Her parents argue that she could get better and that she would never have wanted to be cut off from food and water.
Parents see 'significant decline'
Florida lawmakers previously have failed to pass legislation that could have prevented the removal of the tube. They may consider another bill Wednesday, but state Sen. Daniel Webster said he has yet to persuade any lawmakers to change their votes.
In court documents, the Schindlers said their daughter began “a significant decline” late Monday.
“While she still made eye contact with me when I spoke to her, she was becoming increasingly lethargic,” Bob Schindler said in the papers. “Terri no longer attempted to verbalize back to me when I spoke to her.”
By late Tuesday, her eyes were sunken and her skin, lips and tongue were parched, said Barbara Weller, an attorney for the Schindlers. The hospice has refused to provide details about her condition.
Demonstrators who gathered outside Terri Schiavo’s hospice here decried the courts’ decisions. About a dozen people stood in front Wednesday to bring water to Schiavo, but police arrested most of them.
“This is a clear cut case of judicial tyranny. All the judges who have ruled against Terri are tyrants, and we fully expected this decision,” said Tammy Melton, a high school teacher from Monterey, Tenn.
For some, Congress ‘overstepped’
But Richard Avant, who lives down the street from the hospice, carried a sign reading “Honor her wishes.”
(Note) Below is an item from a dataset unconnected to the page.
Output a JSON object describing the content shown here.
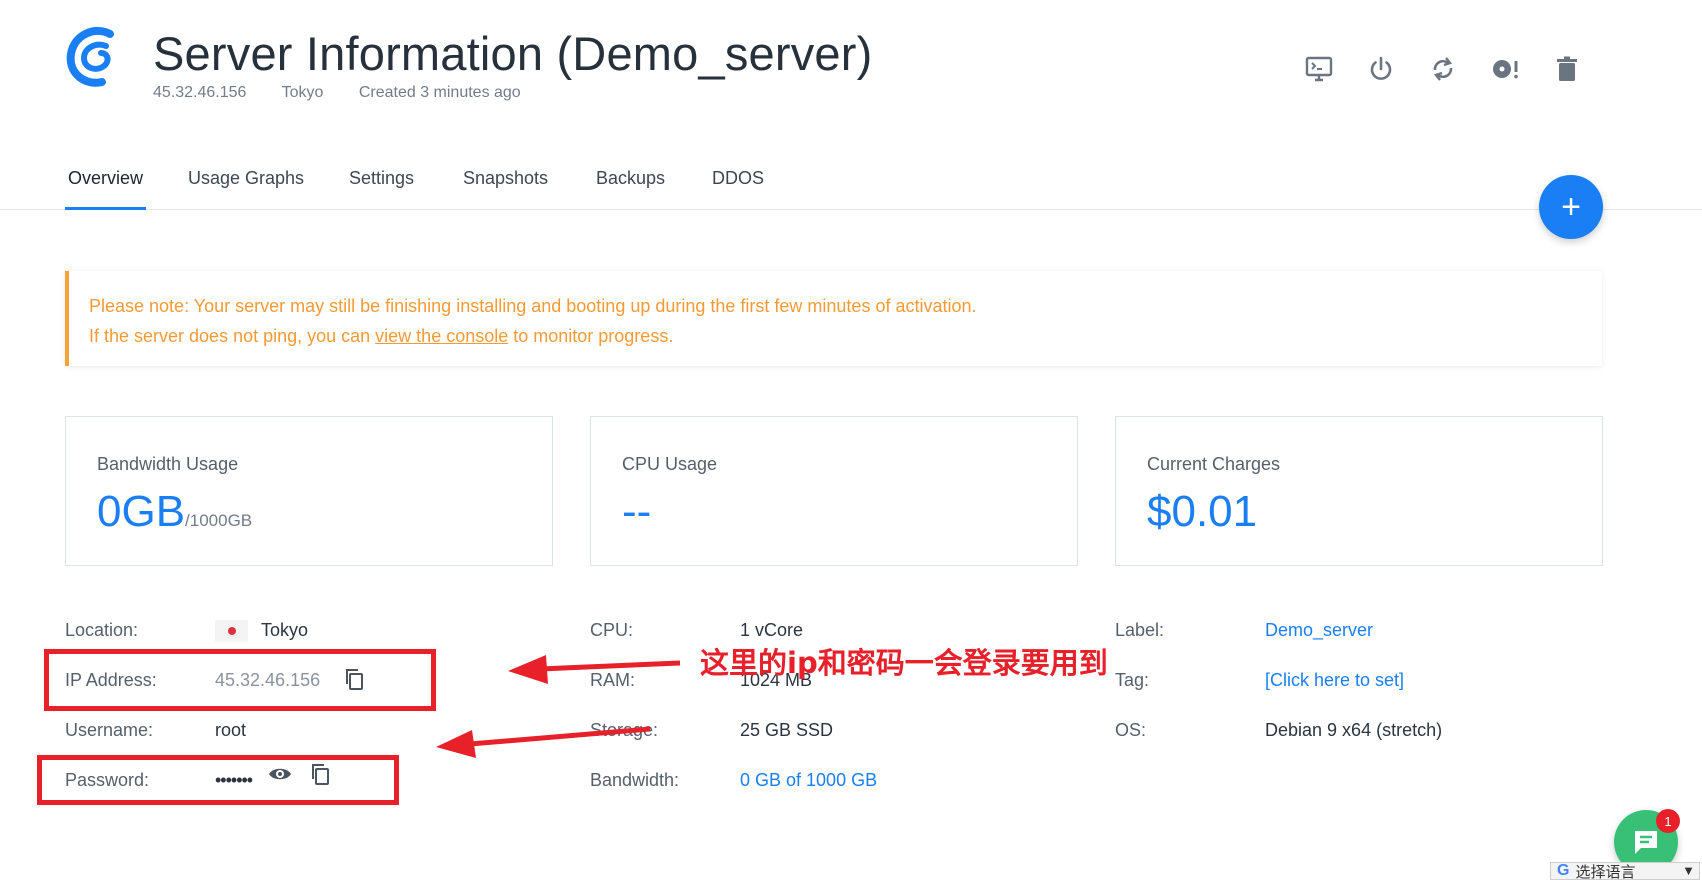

“We represent the silent majority, if you look at the polls,” Avant said. “We agree that Congress overstepped their bounds.”
Republican leaders in Congress refused to give up entirely Wednesday. In legal papers prepared for filing at the Supreme Court, they argued that the 11th Circuit had “failed to adhere to the plain meaning” of the emergency legislation.
The legislation required that a new, independent evaluation of her case be made, according to papers filed for House Speaker Dennis Hastert of Illinois, Majority Leader Tom DeLay and others. They said it also required the courts to “ensure that desperately needed nutritional support” is provided to Schiavo while the review is conducted.
Over the weekend, Republicans in Congress pushed through unprecedented emergency legislation aimed at prolonging Schiavo’s life by allowing the case to be reviewed by federal courts.
On Tuesday, U.S. District Judge James Whittemore rejected the parents’ request to have the tube reinserted, saying they had not established a “substantial likelihood of success” at a trial on their claim that Schiavo’s religious and due process rights have been violated.
The Associated Press, Reuters and NBC News' Pete Williams contributed to this report.